Is O’Donnell Purchase a Sweetheart Deal?
Northwestern Mutual won’t sign full deed restriction for county deal, leaving it free to develop a high-rise development on lakefront land.
Something doesn’t seem right about the proposed sale of the O’Donnell Park garage to Northwestern Mutual by Milwaukee County. A small group of opponents argue the public interest is not being protected by Milwaukee County Executive Chris Abele, and I’m beginning to think they’re right.
The rationale here at first glance seems compelling: the county dumps a deteriorating garage that doesn’t make much money and will some day have to be replaced, and Northwestern Mutual (NM) buys it, fixes it up and gets a place for employees to park while allowing public parking on nights and weekends. True, the county only gets $14 million and after paying off the debt is left with just $5 million, but it dumps a fiscal headache and gives the garage to an upstanding Milwaukee company that promises to maintain the rooftop plaza as a public space.
So what’s not to like? Quite a bit, actually.
First, NM seems to be getting the property at a very attractive price. At county hearings, “five in all,” Milwaukee County Supervisor Patricia Jursik notes, “a range of $14 million to $40 million was discussed in valuations. Clearly $14 million is at the low end of this continuum.”
Second, the company isn’t just getting the parking garage. The sale also includes green space along E. Michigan St., which a city plan has envisioned as an ideal spot for a a high-priced, high rise development like Kilbourn Tower. If that happens, NM could sell the land for a very hefty price. So why don’t the valuations include the potential value of this land?

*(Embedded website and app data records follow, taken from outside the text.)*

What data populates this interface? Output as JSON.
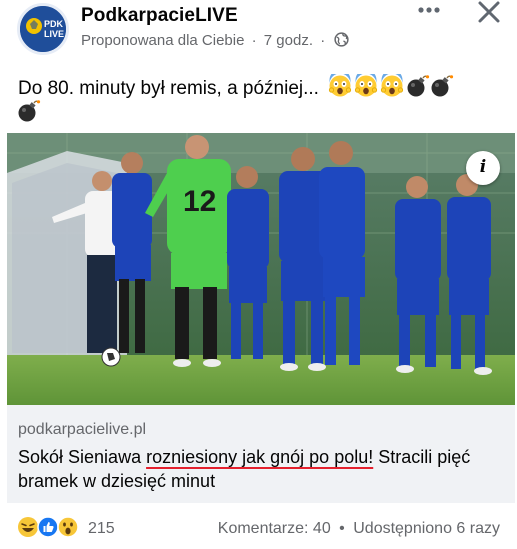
{
  "header": {
    "page_name": "PodkarpacieLIVE",
    "suggested_label": "Proponowana dla Ciebie",
    "separator": "·",
    "time": "7 godz.",
    "time_separator": "·",
    "avatar_text_top": "PDK",
    "avatar_text_bottom": "LIVE",
    "privacy_icon": "globe-icon",
    "more_icon": "more-horizontal-icon",
    "close_icon": "close-icon"
  },
  "post": {
    "caption_text": "Do 80. minuty był remis, a później...",
    "caption_emojis": [
      "face-screaming-emoji",
      "face-screaming-emoji",
      "face-screaming-emoji",
      "bomb-emoji",
      "bomb-emoji",
      "bomb-emoji"
    ]
  },
  "image": {
    "subject": "football-team-photo",
    "goalkeeper_number": "12",
    "info_button_label": "i"
  },
  "link_preview": {
    "domain": "podkarpacielive.pl",
    "title_part1": "Sokół Sieniawa ",
    "title_underlined": "rozniesiony jak gnój po polu!",
    "title_part2": " Stracili pięć bramek w dziesięć minut"
  },
  "footer": {
    "reaction_icons": [
      "haha-reaction-icon",
      "like-reaction-icon",
      "wow-reaction-icon"
    ],
    "reaction_count": "215",
    "comments": "Komentarze: 40",
    "dot": "•",
    "shares": "Udostępniono 6 razy"
  },
  "colors": {
    "brand_blue": "#1f4e9a",
    "secondary_text": "#65676b",
    "link_background": "#f0f2f5",
    "underline_red": "#e4202d"
  }
}
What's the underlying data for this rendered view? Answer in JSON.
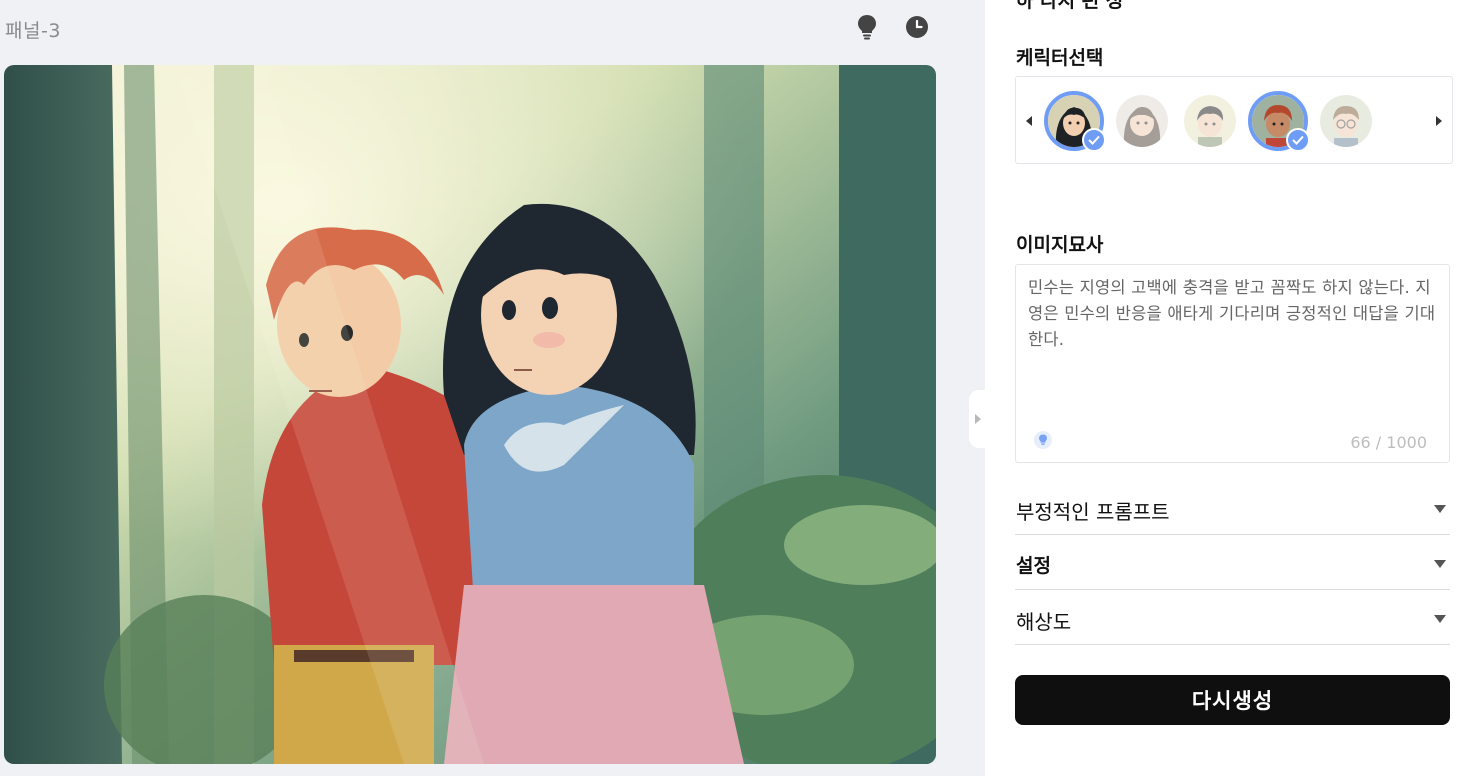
{
  "panel": {
    "title": "패널-3",
    "icons": [
      "lightbulb-icon",
      "history-clock-icon"
    ]
  },
  "sidebar": {
    "top_cut_label": "하 다시 편 성",
    "character_section": {
      "label": "케릭터선택",
      "characters": [
        {
          "name": "girl-black-hair",
          "selected": true
        },
        {
          "name": "girl-brown-hair",
          "selected": false
        },
        {
          "name": "boy-dark-hair",
          "selected": false
        },
        {
          "name": "boy-red-hair",
          "selected": true
        },
        {
          "name": "boy-glasses",
          "selected": false
        }
      ]
    },
    "description_section": {
      "label": "이미지묘사",
      "text": "민수는 지영의 고백에 충격을 받고 꼼짝도 하지 않는다. 지영은 민수의 반응을 애타게 기다리며 긍정적인 대답을 기대한다.",
      "counter": "66 / 1000"
    },
    "accordions": [
      {
        "label": "부정적인 프롬프트"
      },
      {
        "label": "설정"
      },
      {
        "label": "해상도"
      }
    ],
    "regenerate_label": "다시생성"
  },
  "colors": {
    "accent": "#6f9cf5",
    "button_bg": "#0f0f0f",
    "page_bg": "#f0f1f5"
  }
}
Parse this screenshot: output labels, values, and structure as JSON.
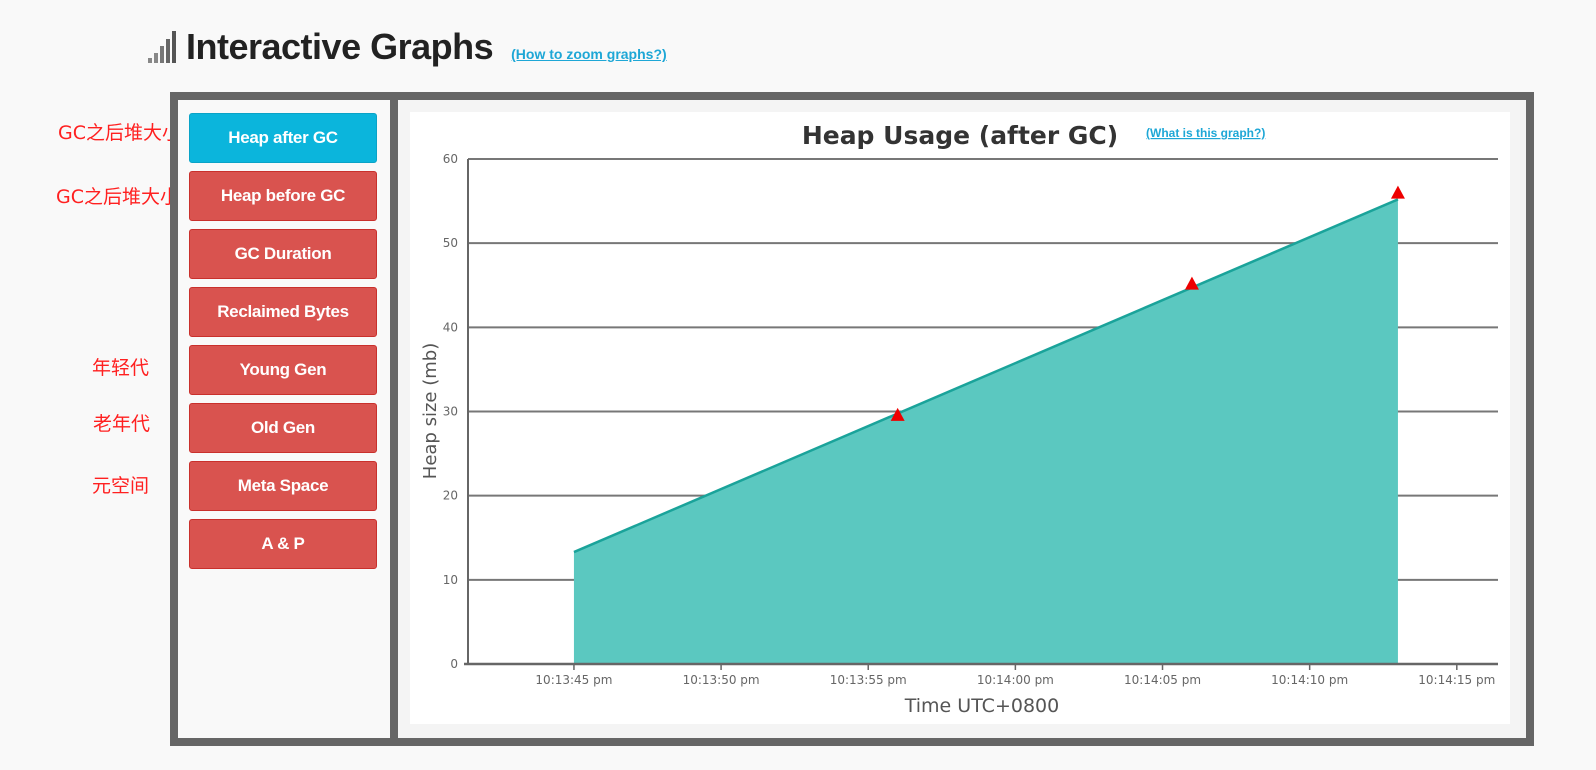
{
  "header": {
    "title": "Interactive Graphs",
    "zoom_link": "(How to zoom graphs?)"
  },
  "nav": [
    {
      "label": "Heap after GC",
      "active": true,
      "color": "#0bb5dc"
    },
    {
      "label": "Heap before GC",
      "active": false,
      "color": "#d9534f"
    },
    {
      "label": "GC Duration",
      "active": false,
      "color": "#d9534f"
    },
    {
      "label": "Reclaimed Bytes",
      "active": false,
      "color": "#d9534f"
    },
    {
      "label": "Young Gen",
      "active": false,
      "color": "#d9534f"
    },
    {
      "label": "Old Gen",
      "active": false,
      "color": "#d9534f"
    },
    {
      "label": "Meta Space",
      "active": false,
      "color": "#d9534f"
    },
    {
      "label": "A & P",
      "active": false,
      "color": "#d9534f"
    }
  ],
  "annotations": [
    "GC之后堆大小",
    "GC之后堆大小",
    "年轻代",
    "老年代",
    "元空间"
  ],
  "chart_help_link": "(What is this graph?)",
  "chart_data": {
    "type": "area",
    "title": "Heap Usage (after GC)",
    "xlabel": "Time UTC+0800",
    "ylabel": "Heap size (mb)",
    "ylim": [
      0,
      60
    ],
    "yticks": [
      0,
      10,
      20,
      30,
      40,
      50,
      60
    ],
    "xticks": [
      "10:13:45 pm",
      "10:13:50 pm",
      "10:13:55 pm",
      "10:14:00 pm",
      "10:14:05 pm",
      "10:14:10 pm",
      "10:14:15 pm"
    ],
    "xlim": [
      "10:13:41.4 pm",
      "10:14:16.4 pm"
    ],
    "series": [
      {
        "x": [
          "10:13:45 pm",
          "10:14:13 pm"
        ],
        "y": [
          13.3,
          55.2
        ],
        "color": "#5bc8c0",
        "line_color": "#1aa39a"
      }
    ],
    "markers": [
      {
        "x": "10:13:56 pm",
        "y": 29.6
      },
      {
        "x": "10:14:06 pm",
        "y": 45.2
      },
      {
        "x": "10:14:13 pm",
        "y": 56.0
      }
    ],
    "marker_color": "#ee0000",
    "grid": true
  }
}
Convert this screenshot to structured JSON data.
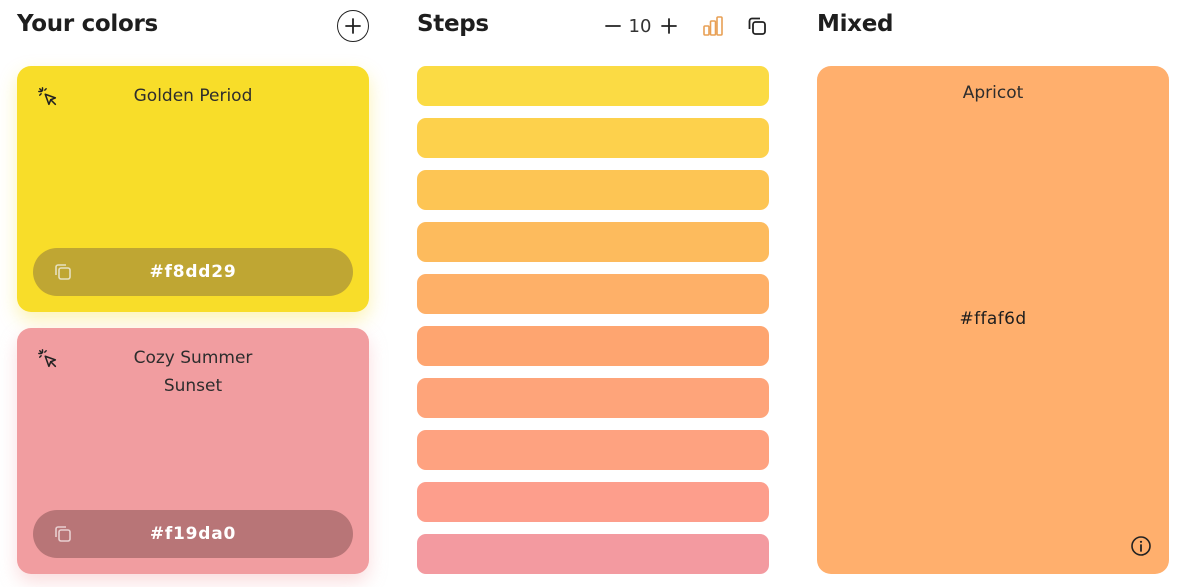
{
  "columns": {
    "your_colors": {
      "title": "Your colors"
    },
    "steps": {
      "title": "Steps",
      "count": "10"
    },
    "mixed": {
      "title": "Mixed"
    }
  },
  "colors": [
    {
      "name": "Golden Period",
      "hex": "#f8dd29",
      "bg": "#f8dd29",
      "bar": "#bfa633"
    },
    {
      "name": "Cozy Summer Sunset",
      "name_line1": "Cozy Summer",
      "name_line2": "Sunset",
      "hex": "#f19da0",
      "bg": "#f19da0",
      "bar": "#b87577"
    }
  ],
  "steps_colors": [
    "#fbdb44",
    "#fdd14c",
    "#fdc554",
    "#fdbb5d",
    "#feb068",
    "#fea570",
    "#fea47a",
    "#fea280",
    "#fd9e8c",
    "#f39aa0"
  ],
  "mixed_result": {
    "name": "Apricot",
    "hex": "#ffaf6d",
    "bg": "#ffaf6d"
  },
  "icons": {
    "add": "plus-circle-icon",
    "pick": "cursor-click-icon",
    "copy": "copy-icon",
    "minus": "minus-icon",
    "plus": "plus-icon",
    "chart": "bar-chart-icon",
    "info": "info-icon"
  },
  "accent": "#e8a055"
}
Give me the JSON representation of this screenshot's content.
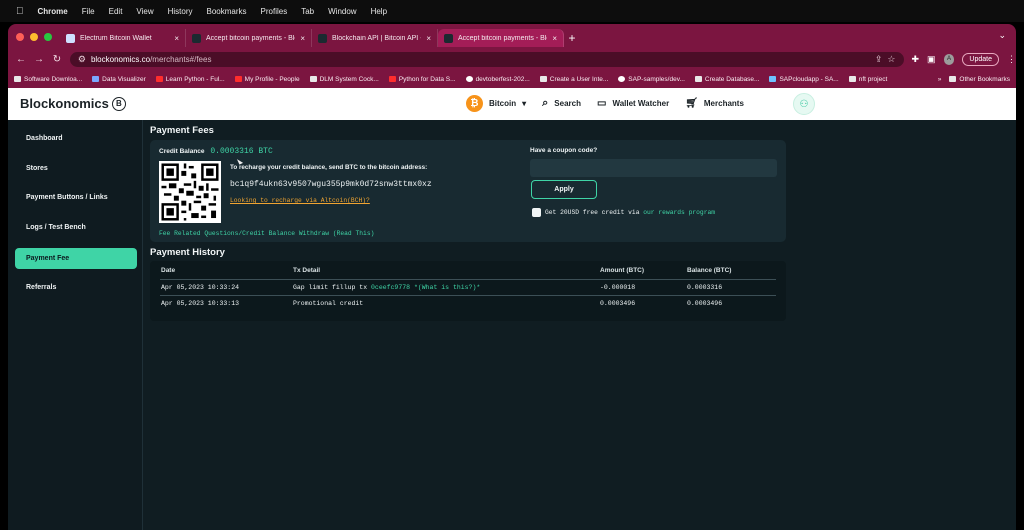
{
  "menubar": {
    "app": "Chrome",
    "items": [
      "File",
      "Edit",
      "View",
      "History",
      "Bookmarks",
      "Profiles",
      "Tab",
      "Window",
      "Help"
    ]
  },
  "browser": {
    "tabs": [
      {
        "title": "Electrum Bitcoin Wallet"
      },
      {
        "title": "Accept bitcoin payments - Blo"
      },
      {
        "title": "Blockchain API | Bitcoin API - B"
      },
      {
        "title": "Accept bitcoin payments - Blo"
      }
    ],
    "url_domain": "blockonomics.co",
    "url_path": "/merchants#/fees",
    "profile_initial": "A",
    "update_label": "Update",
    "bookmarks": [
      {
        "label": "Software Downloa..."
      },
      {
        "label": "Data Visualizer"
      },
      {
        "label": "Learn Python - Ful..."
      },
      {
        "label": "My Profile - People"
      },
      {
        "label": "DLM System Cock..."
      },
      {
        "label": "Python for Data S..."
      },
      {
        "label": "devtoberfest-202..."
      },
      {
        "label": "Create a User Inte..."
      },
      {
        "label": "SAP-samples/dev..."
      },
      {
        "label": "Create Database..."
      },
      {
        "label": "SAPcloudapp - SA..."
      },
      {
        "label": "nft project"
      }
    ],
    "bookmarks_more": "»",
    "other_bookmarks": "Other Bookmarks"
  },
  "site": {
    "logo": "Blockonomics",
    "logo_mark": "B",
    "nav": {
      "currency": "Bitcoin",
      "search": "Search",
      "wallet_watcher": "Wallet Watcher",
      "merchants": "Merchants"
    }
  },
  "sidebar": {
    "items": [
      {
        "label": "Dashboard"
      },
      {
        "label": "Stores"
      },
      {
        "label": "Payment Buttons / Links"
      },
      {
        "label": "Logs / Test Bench"
      },
      {
        "label": "Payment Fee"
      },
      {
        "label": "Referrals"
      }
    ],
    "active_index": 4
  },
  "fees": {
    "title": "Payment Fees",
    "credit_balance_label": "Credit Balance",
    "credit_balance_value": "0.0003316 BTC",
    "recharge_text": "To recharge your credit balance, send BTC to the bitcoin address:",
    "address": "bc1q9f4ukn63v9507wgu355p9mk0d72snw3ttmx0xz",
    "altcoin_link": "Looking to recharge via Altcoin(BCH)?",
    "faq_link": "Fee Related Questions/Credit Balance Withdraw (Read This)",
    "coupon_label": "Have a coupon code?",
    "apply_label": "Apply",
    "rewards_text": "Get 20USD free credit via",
    "rewards_link": "our rewards program"
  },
  "history": {
    "title": "Payment History",
    "columns": [
      "Date",
      "Tx Detail",
      "Amount (BTC)",
      "Balance (BTC)"
    ],
    "rows": [
      {
        "date": "Apr 05,2023 10:33:24",
        "detail": "Gap limit fillup tx",
        "tx": "0ceefc9778",
        "note": "*(What is this?)*",
        "amount": "-0.000018",
        "balance": "0.0003316"
      },
      {
        "date": "Apr 05,2023 10:33:13",
        "detail": "Promotional credit",
        "tx": "",
        "note": "",
        "amount": "0.0003496",
        "balance": "0.0003496"
      }
    ]
  },
  "colors": {
    "accent": "#3fd4a6",
    "tab_bar": "#7b1540",
    "page_bg": "#101d22",
    "card_bg": "#182a31",
    "link_orange": "#f0a431"
  }
}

Third, the deal also includes the Miller Brewing Company Pavilion, the building housing Coast Restaurant and the Betty Brinn Children’s Museum. Yes, the parking garage is also below that building, but why not a public-private partnership with the county retaining ownership of the building and NM getting the garage below? Why does the deterioration of the parking garage justify selling the pavilion, which is in fine shape. And what’s to stop NM from jacking up the rent for Betty Brin or replacing the entire building with something that makes far more money, given its spectacular location overlooking the lake? True, Betty Brinn’s leaders support the sale to NM, but that seems to be based solely on trust in the company rather than any legal guarantees.
Fifth, why won’t Northwestern Mutual agree to sign a deed restriction for the southern portion of the property? Jursik says she has spoken with NM representatives three times, including one conversation with NM CEO John Schlifske, and the company refuses to sign such a deed. “Part of what we’ve said all along is that we don’t ever envision that Northwestern Mutual would want something right across the street that blocks our view to the lake,” NM representative Sandy Botcher told WUWM radio. That is certainly a reason to avoid developing the north portion of the property (which is deed restricted anyway), but the company could develop the southern portion without losing its lake view.
If NM officials don’t envision ever approving such developments, why won’t they sign a deed restriction to that effect? “There have been a lot of representations by NM saying the property will remain an available to the public,” Jursik notes. “And yet when you look at the contract, it does not contain any language to that effect. They have said to me they don’t want their hands tied on that south portion. They will have the ability to completely redesign the property should they want to.”
Sixth, why did the Abele administration give the impression the entire property was restricted as to future development? “We were misled at the outset that the entire property was, quote, deed restricted,” Jursik complains.
But this may be a case of being too easy to work with. From a market rate perspective, NM seems to be getting a pretty good deal even without the southern portion of the property. But if it has the ability to develop that portion of the property, the deal looks like a steal. With that land included, Jursik says, “there’s no way that’s a market-rate proposal.”
And it’s not as though Jursik is demanding all that much. “As an attorney I know it’s easy to create deed restrictions,” she says. So why the opposition to adding it?
All concerned here emphasize that NM is a great company. “They are a wonderful corporate citizen of Milwaukee,” Jursik says. “But,” she adds, “they have to do the right thing for their community.”
Drawings and Photos
-Two different parks groups have broader concerns, arguing that the county should not be selling parkland and this is a slippery slope that can lead to more such deals. Lynch, who has long been a parks advocate, wrote a lengthy legal analysis of the proposed deal pointing out what he believes is a dearth of language protecting the public. He certainly seems to be right about the southern portion of the property.
-Am I the only one who finds it strange that the Lakefront Development Advisory Commission made no recommendation regarding the sale of O’Donnell Park? The commission has representatives of the city, county and state and its mission is to “Preserve and protect the scenic and natural beauty of the lakefront” and “Provide access throughout the lakefront and especially to the water’s edge by all Milwaukee County residents and visitors.” If this deal doesn’t relate to that mission, what does?
-Speaking of maximizing the lakefront as a community asset, there is a broader issue here I’ve previously addressed: how the O’Donnell parking garage has never belonged on the lakefront.